■ Problem statement: After reading the data below, copy out every line that contains the word "通过阅读".

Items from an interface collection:
****

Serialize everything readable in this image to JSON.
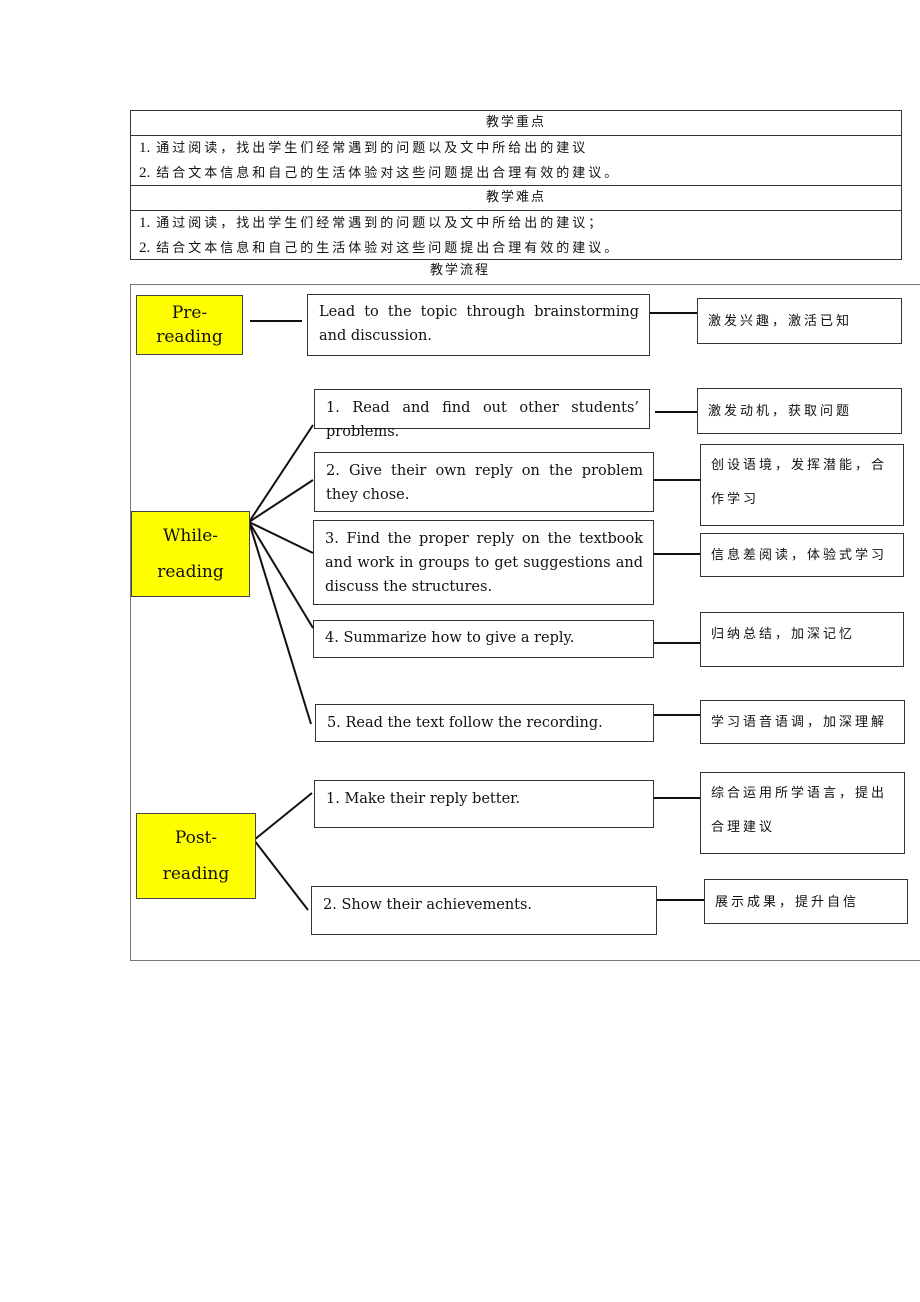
{
  "table": {
    "focus_header": "教学重点",
    "focus_items": [
      {
        "num": "1.",
        "text": "通过阅读，找出学生们经常遇到的问题以及文中所给出的建议"
      },
      {
        "num": "2.",
        "text": "结合文本信息和自己的生活体验对这些问题提出合理有效的建议。"
      }
    ],
    "difficulty_header": "教学难点",
    "difficulty_items": [
      {
        "num": "1.",
        "text": "通过阅读，找出学生们经常遇到的问题以及文中所给出的建议；"
      },
      {
        "num": "2.",
        "text": "结合文本信息和自己的生活体验对这些问题提出合理有效的建议。"
      }
    ]
  },
  "flow": {
    "title": "教学流程",
    "stage_color": "#ffff00",
    "stages": [
      {
        "line1": "Pre-",
        "line2": "reading",
        "steps": [
          {
            "text": "Lead to the topic through brainstorming and discussion.",
            "goal": "激发兴趣，激活已知"
          }
        ]
      },
      {
        "line1": "While-",
        "line2": "reading",
        "steps": [
          {
            "text": "1. Read and find out other students’ problems.",
            "goal": "激发动机，获取问题"
          },
          {
            "text": "2. Give their own reply on the problem they chose.",
            "goal": "创设语境，发挥潜能，合作学习"
          },
          {
            "text": "3. Find the proper reply on the textbook and work in groups to get suggestions and discuss the structures.",
            "goal": "信息差阅读，体验式学习"
          },
          {
            "text": "4. Summarize how to give a reply.",
            "goal": "归纳总结，加深记忆"
          },
          {
            "text": "5. Read the text follow the recording.",
            "goal": "学习语音语调，加深理解"
          }
        ]
      },
      {
        "line1": "Post-",
        "line2": "reading",
        "steps": [
          {
            "text": "1. Make their reply better.",
            "goal": "综合运用所学语言，提出合理建议"
          },
          {
            "text": "2. Show their achievements.",
            "goal": "展示成果，提升自信"
          }
        ]
      }
    ]
  }
}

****

■ Written response:
        "text": "通过阅读，找出学生们经常遇到的问题以及文中所给出的建议"
        "text": "通过阅读，找出学生们经常遇到的问题以及文中所给出的建议；"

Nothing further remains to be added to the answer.